Posts Tagged ‘Omaha’

Full Tilt Poker gets Player Segregation Right

Sunday, April 21st, 2013

One of the bigger poker stories from last week involved Full Tilt Poker rolling out their ‘New to the Game’ tables. The games are meant to help new and/or recreational players get used to real money poker without being throwing into shark-infested waters (a.k.a. player segregation).

New to the Game tables are open to any real money player, they’re offered in low stakes NL Hold’em and Omaha ring games/tournaments, and players can try these tables for 2,000 cash game hands or 75 tourneys. Additionally, New to the Game tables run at a slower pace and players can only try two tables at a time.

The key in all of this is that players can only participate in 2,000 ring game hands or 75 tournaments. And this is where Full Tilt gets the idea of player segregation right, versus other rooms like Party Poker and Lock Poker.

Both Party and Lock run similar player segregation models where they prevent winning grinders from competing against losing players. In Party’s case, they didn’t even warn players about segregation; they just hid the losing players from winners and certain people happened to notice. In either case, there is no limit on how long the players are divided up, which really punishes winners.

Full Tilt, on the other hand, puts a restriction on how long players can try the New to the Game tables. Once the 2k cash game hands or 75 tourneys are up, people are forced to “graduate” to the regular games. What’s more is that everybody has a chance to try these tables, rather than being restricted to losing players.

Segregation is still in the early stages in the online poker world. So it’ll be interesting to see if more sites take a similar approach to the matter as FTP.

Adjusting Your Holdem Strategy for Omaha

Wednesday, June 23rd, 2010

More and more Texas Holdem players are giving Omaha a try. However, if you are thinking of switching to Omaha don’t be fooled by the similarities in the two games – the strategy for Omaha is actually quite different than the strategy for Texas Holdem. Read on to learn more.

For starters, In Texas Holdem it is important to make big bets before the flop when you have good cards, like pocket aces or kings. The purpose of betting big pre-flop is to knock out other players so that you can narrow the table down to only one or two others. However, in Omaha big pairs don’t mean much if you don’t have the other cards to back them up. For this reason, many Holdem players find that they hurt themselves by making big bets too early, only to find that their pocket aces or kings aren’t such great hands. Play more cautiously in Omaha near the beginning of the game and only start betting big once more cards are dealt and you see where you stand.

In Omaha you will also have to adjust the way that you play after the flop. You need to find the right combination of passive and aggressive play. For instance, too many players play too passively when they’ve got a straight after the flop because they think another player may get a flush.
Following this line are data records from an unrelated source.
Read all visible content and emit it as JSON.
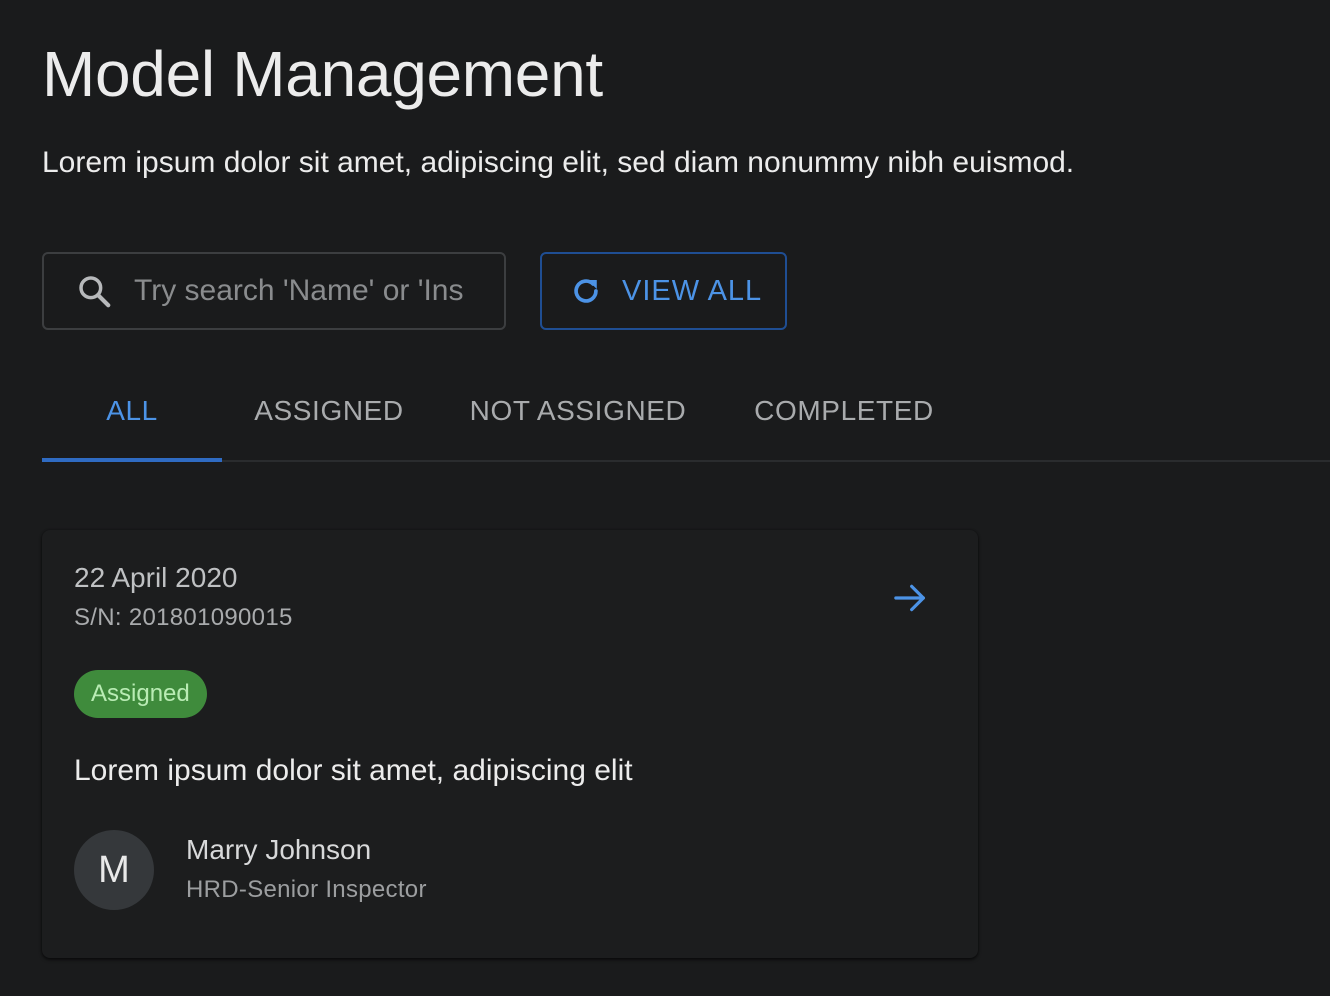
{
  "header": {
    "title": "Model Management",
    "subtitle": "Lorem ipsum dolor sit amet, adipiscing elit, sed diam nonummy nibh euismod."
  },
  "toolbar": {
    "search": {
      "placeholder": "Try search 'Name' or 'Ins",
      "value": "",
      "icon": "search-icon"
    },
    "view_all": {
      "label": "VIEW ALL",
      "icon": "refresh-icon"
    }
  },
  "tabs": {
    "items": [
      {
        "label": "ALL",
        "active": true
      },
      {
        "label": "ASSIGNED",
        "active": false
      },
      {
        "label": "NOT ASSIGNED",
        "active": false
      },
      {
        "label": "COMPLETED",
        "active": false
      }
    ]
  },
  "cards": [
    {
      "date": "22 April 2020",
      "serial": "S/N: 201801090015",
      "status": "Assigned",
      "description": "Lorem ipsum dolor sit amet, adipiscing elit",
      "assignee": {
        "initial": "M",
        "name": "Marry Johnson",
        "role": "HRD-Senior Inspector"
      },
      "action_icon": "arrow-right-icon"
    }
  ],
  "colors": {
    "background": "#1a1b1c",
    "accent": "#4c93e6",
    "tab_indicator": "#2f6bc2",
    "status_assigned_bg": "#3f8b3c",
    "status_assigned_text": "#b9ecb4"
  }
}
If you play this way you’ll never win. Betting a little bigger may knock other players out of the hand before they have the opportunity to get a flush, securing your spot as the winner.